» **Task instructions**
Copy out every line of the records where the string "icon" occurs.

Recorded data:
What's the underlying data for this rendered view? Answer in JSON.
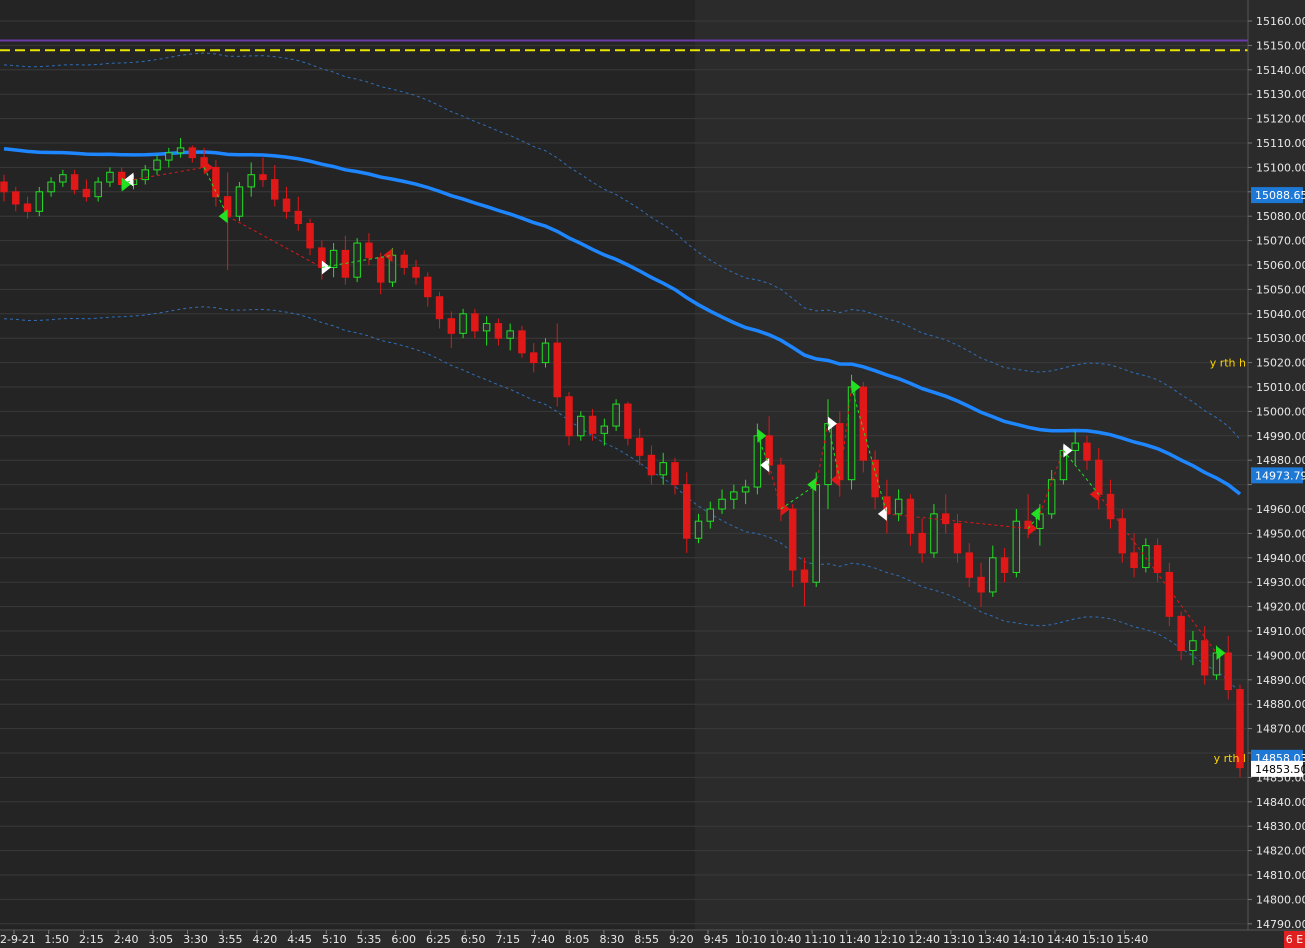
{
  "chart_data": {
    "type": "candlestick",
    "instrument_hint": "",
    "y_axis": {
      "ticks": [
        15160,
        15150,
        15140,
        15130,
        15120,
        15110,
        15100,
        15090,
        15080,
        15070,
        15060,
        15050,
        15040,
        15030,
        15020,
        15010,
        15000,
        14990,
        14980,
        14970,
        14960,
        14950,
        14940,
        14930,
        14920,
        14910,
        14900,
        14890,
        14880,
        14870,
        14860,
        14850,
        14840,
        14830,
        14820,
        14810,
        14800,
        14790
      ],
      "tick_labels": [
        "15160.00",
        "15150.00",
        "15140.00",
        "15130.00",
        "15120.00",
        "15110.00",
        "15100.00",
        "",
        "15080.00",
        "15070.00",
        "15060.00",
        "15050.00",
        "15040.00",
        "15030.00",
        "15020.00",
        "15010.00",
        "15000.00",
        "14990.00",
        "14980.00",
        "",
        "14960.00",
        "14950.00",
        "14940.00",
        "14930.00",
        "14920.00",
        "14910.00",
        "14900.00",
        "14890.00",
        "14880.00",
        "14870.00",
        "",
        "14850.00",
        "14840.00",
        "14830.00",
        "14820.00",
        "14810.00",
        "14800.00",
        "14790.00"
      ],
      "range": [
        14786,
        15165
      ],
      "side": "right"
    },
    "x_axis": {
      "tick_labels": [
        "2-9-21",
        "1:50",
        "2:15",
        "2:40",
        "3:05",
        "3:30",
        "3:55",
        "4:20",
        "4:45",
        "5:10",
        "5:35",
        "6:00",
        "6:25",
        "6:50",
        "7:15",
        "7:40",
        "8:05",
        "8:30",
        "8:55",
        "9:20",
        "9:45",
        "10:10",
        "10:40",
        "11:10",
        "11:40",
        "12:10",
        "12:40",
        "13:10",
        "13:40",
        "14:10",
        "14:40",
        "15:10",
        "15:40"
      ]
    },
    "price_tags": [
      {
        "label": "15088.65",
        "value": 15088.65,
        "color": "#1e78d6"
      },
      {
        "label": "14973.79",
        "value": 14973.79,
        "color": "#1e78d6"
      },
      {
        "label": "14858.03",
        "value": 14858.03,
        "color": "#1e78d6"
      },
      {
        "label": "14853.50",
        "value": 14853.5,
        "color": "#ffffff"
      }
    ],
    "level_labels": [
      {
        "label": "y rth h",
        "value": 15020
      },
      {
        "label": "y rth l",
        "value": 14858
      }
    ],
    "horizontal_levels": [
      {
        "value": 15152,
        "color": "#6a3aa8",
        "style": "solid"
      },
      {
        "value": 15148,
        "color": "#e6e600",
        "style": "dashed"
      }
    ],
    "corner_badge": {
      "label": "6 E",
      "color": "#e02020"
    },
    "candles_ohlc": [
      [
        15094,
        15097,
        15086,
        15090
      ],
      [
        15090,
        15092,
        15082,
        15085
      ],
      [
        15085,
        15088,
        15079,
        15082
      ],
      [
        15082,
        15092,
        15080,
        15090
      ],
      [
        15090,
        15096,
        15088,
        15094
      ],
      [
        15094,
        15099,
        15092,
        15097
      ],
      [
        15097,
        15099,
        15089,
        15091
      ],
      [
        15091,
        15095,
        15086,
        15088
      ],
      [
        15088,
        15096,
        15086,
        15094
      ],
      [
        15094,
        15100,
        15092,
        15098
      ],
      [
        15098,
        15100,
        15091,
        15093
      ],
      [
        15093,
        15097,
        15091,
        15095
      ],
      [
        15095,
        15101,
        15093,
        15099
      ],
      [
        15099,
        15105,
        15097,
        15103
      ],
      [
        15103,
        15108,
        15100,
        15106
      ],
      [
        15106,
        15112,
        15104,
        15108
      ],
      [
        15108,
        15109,
        15102,
        15104
      ],
      [
        15104,
        15108,
        15098,
        15100
      ],
      [
        15100,
        15103,
        15084,
        15088
      ],
      [
        15088,
        15098,
        15058,
        15080
      ],
      [
        15080,
        15094,
        15078,
        15092
      ],
      [
        15092,
        15102,
        15088,
        15097
      ],
      [
        15097,
        15104,
        15092,
        15095
      ],
      [
        15095,
        15101,
        15084,
        15087
      ],
      [
        15087,
        15092,
        15079,
        15082
      ],
      [
        15082,
        15088,
        15074,
        15077
      ],
      [
        15077,
        15079,
        15064,
        15067
      ],
      [
        15067,
        15070,
        15054,
        15059
      ],
      [
        15059,
        15069,
        15055,
        15066
      ],
      [
        15066,
        15072,
        15052,
        15055
      ],
      [
        15055,
        15071,
        15053,
        15069
      ],
      [
        15069,
        15073,
        15060,
        15063
      ],
      [
        15063,
        15065,
        15048,
        15053
      ],
      [
        15053,
        15067,
        15051,
        15064
      ],
      [
        15064,
        15066,
        15056,
        15059
      ],
      [
        15059,
        15062,
        15052,
        15055
      ],
      [
        15055,
        15057,
        15043,
        15047
      ],
      [
        15047,
        15049,
        15034,
        15038
      ],
      [
        15038,
        15041,
        15026,
        15032
      ],
      [
        15032,
        15042,
        15030,
        15040
      ],
      [
        15040,
        15042,
        15030,
        15033
      ],
      [
        15033,
        15039,
        15027,
        15036
      ],
      [
        15036,
        15038,
        15027,
        15030
      ],
      [
        15030,
        15036,
        15025,
        15033
      ],
      [
        15033,
        15035,
        15022,
        15024
      ],
      [
        15024,
        15028,
        15016,
        15020
      ],
      [
        15020,
        15030,
        15018,
        15028
      ],
      [
        15028,
        15036,
        15002,
        15006
      ],
      [
        15006,
        15008,
        14986,
        14990
      ],
      [
        14990,
        15000,
        14988,
        14998
      ],
      [
        14998,
        15001,
        14988,
        14991
      ],
      [
        14991,
        14997,
        14986,
        14994
      ],
      [
        14994,
        15005,
        14992,
        15003
      ],
      [
        15003,
        15004,
        14986,
        14989
      ],
      [
        14989,
        14993,
        14978,
        14982
      ],
      [
        14982,
        14986,
        14970,
        14974
      ],
      [
        14974,
        14983,
        14970,
        14979
      ],
      [
        14979,
        14981,
        14966,
        14970
      ],
      [
        14970,
        14975,
        14942,
        14948
      ],
      [
        14948,
        14958,
        14946,
        14955
      ],
      [
        14955,
        14963,
        14952,
        14960
      ],
      [
        14960,
        14968,
        14958,
        14964
      ],
      [
        14964,
        14970,
        14960,
        14967
      ],
      [
        14967,
        14972,
        14962,
        14969
      ],
      [
        14969,
        14995,
        14966,
        14990
      ],
      [
        14990,
        14998,
        14974,
        14978
      ],
      [
        14978,
        14981,
        14955,
        14960
      ],
      [
        14960,
        14962,
        14928,
        14935
      ],
      [
        14935,
        14940,
        14920,
        14930
      ],
      [
        14930,
        14975,
        14928,
        14970
      ],
      [
        14970,
        15005,
        14960,
        14995
      ],
      [
        14995,
        15000,
        14965,
        14972
      ],
      [
        14972,
        15015,
        14968,
        15010
      ],
      [
        15010,
        15012,
        14975,
        14980
      ],
      [
        14980,
        14984,
        14960,
        14965
      ],
      [
        14965,
        14972,
        14950,
        14958
      ],
      [
        14958,
        14968,
        14955,
        14964
      ],
      [
        14964,
        14966,
        14945,
        14950
      ],
      [
        14950,
        14956,
        14938,
        14942
      ],
      [
        14942,
        14962,
        14940,
        14958
      ],
      [
        14958,
        14966,
        14950,
        14954
      ],
      [
        14954,
        14958,
        14938,
        14942
      ],
      [
        14942,
        14946,
        14928,
        14932
      ],
      [
        14932,
        14938,
        14920,
        14926
      ],
      [
        14926,
        14945,
        14924,
        14940
      ],
      [
        14940,
        14944,
        14930,
        14934
      ],
      [
        14934,
        14960,
        14932,
        14955
      ],
      [
        14955,
        14966,
        14948,
        14952
      ],
      [
        14952,
        14962,
        14945,
        14958
      ],
      [
        14958,
        14976,
        14956,
        14972
      ],
      [
        14972,
        14986,
        14970,
        14984
      ],
      [
        14984,
        14992,
        14978,
        14987
      ],
      [
        14987,
        14990,
        14976,
        14980
      ],
      [
        14980,
        14985,
        14960,
        14966
      ],
      [
        14966,
        14972,
        14952,
        14956
      ],
      [
        14956,
        14960,
        14938,
        14942
      ],
      [
        14942,
        14950,
        14932,
        14936
      ],
      [
        14936,
        14948,
        14934,
        14945
      ],
      [
        14945,
        14948,
        14930,
        14934
      ],
      [
        14934,
        14938,
        14912,
        14916
      ],
      [
        14916,
        14918,
        14898,
        14902
      ],
      [
        14902,
        14910,
        14896,
        14906
      ],
      [
        14906,
        14912,
        14888,
        14892
      ],
      [
        14892,
        14904,
        14890,
        14901
      ],
      [
        14901,
        14908,
        14882,
        14886
      ],
      [
        14886,
        14888,
        14850,
        14854
      ]
    ]
  }
}
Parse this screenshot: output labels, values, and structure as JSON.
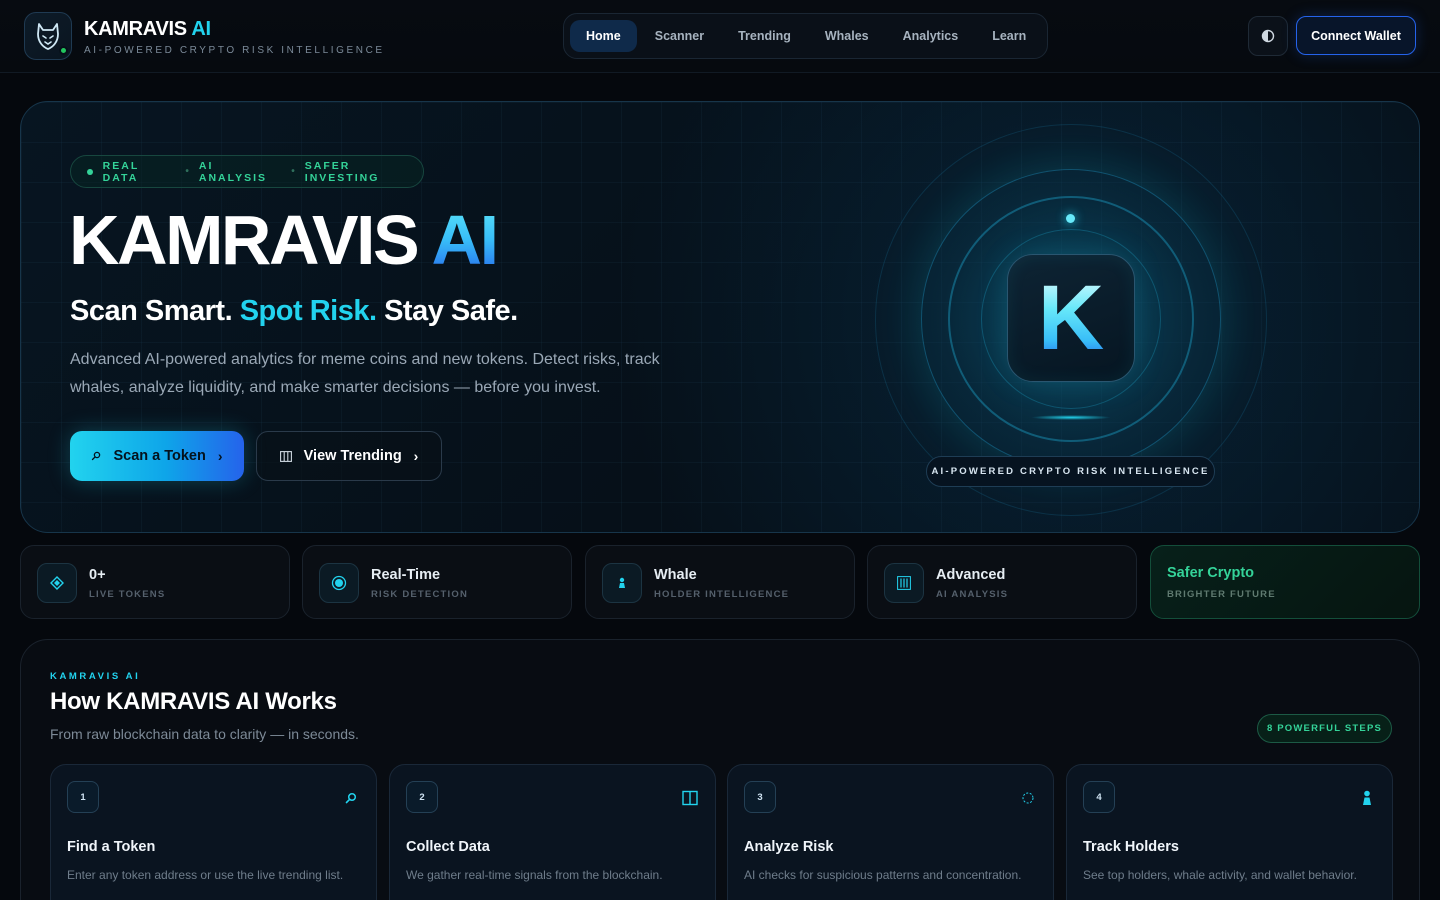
{
  "header": {
    "brand_name": "KAMRAVIS",
    "brand_ai": "AI",
    "brand_subtitle": "AI-POWERED CRYPTO RISK INTELLIGENCE",
    "nav": [
      {
        "label": "Home",
        "active": true
      },
      {
        "label": "Scanner",
        "active": false
      },
      {
        "label": "Trending",
        "active": false
      },
      {
        "label": "Whales",
        "active": false
      },
      {
        "label": "Analytics",
        "active": false
      },
      {
        "label": "Learn",
        "active": false
      }
    ],
    "connect_label": "Connect Wallet"
  },
  "hero": {
    "pill": [
      "REAL DATA",
      "AI ANALYSIS",
      "SAFER INVESTING"
    ],
    "title": "KAMRAVIS",
    "title_ai": "AI",
    "tagline_1": "Scan Smart.",
    "tagline_2": "Spot Risk.",
    "tagline_3": "Stay Safe.",
    "description": "Advanced AI-powered analytics for meme coins and new tokens. Detect risks, track whales, analyze liquidity, and make smarter decisions — before you invest.",
    "primary_button": "Scan a Token",
    "secondary_button": "View Trending",
    "emblem_letter": "K",
    "emblem_label": "AI-POWERED CRYPTO RISK INTELLIGENCE"
  },
  "stats": [
    {
      "value": "0+",
      "label": "LIVE TOKENS",
      "icon": "diamond-icon"
    },
    {
      "value": "Real-Time",
      "label": "RISK DETECTION",
      "icon": "target-icon"
    },
    {
      "value": "Whale",
      "label": "HOLDER INTELLIGENCE",
      "icon": "person-icon"
    },
    {
      "value": "Advanced",
      "label": "AI ANALYSIS",
      "icon": "bars-icon"
    },
    {
      "value": "Safer Crypto",
      "label": "BRIGHTER FUTURE"
    }
  ],
  "how": {
    "eyebrow": "KAMRAVIS AI",
    "title": "How KAMRAVIS AI Works",
    "subtitle": "From raw blockchain data to clarity — in seconds.",
    "steps_badge": "8 POWERFUL STEPS",
    "steps": [
      {
        "num": "1",
        "title": "Find a Token",
        "desc": "Enter any token address or use the live trending list.",
        "icon": "search-icon"
      },
      {
        "num": "2",
        "title": "Collect Data",
        "desc": "We gather real-time signals from the blockchain.",
        "icon": "columns-icon"
      },
      {
        "num": "3",
        "title": "Analyze Risk",
        "desc": "AI checks for suspicious patterns and concentration.",
        "icon": "spinner-icon"
      },
      {
        "num": "4",
        "title": "Track Holders",
        "desc": "See top holders, whale activity, and wallet behavior.",
        "icon": "person-icon"
      }
    ]
  },
  "colors": {
    "accent": "#22d3ee",
    "accent_blue": "#2563eb",
    "success": "#34d399",
    "background": "#05080d"
  }
}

» **Response to the exercise**
      "icon": "diamond-icon"
      "icon": "target-icon"
      "icon": "person-icon"
      "icon": "bars-icon"
        "icon": "search-icon"
        "icon": "columns-icon"
        "icon": "spinner-icon"
        "icon": "person-icon"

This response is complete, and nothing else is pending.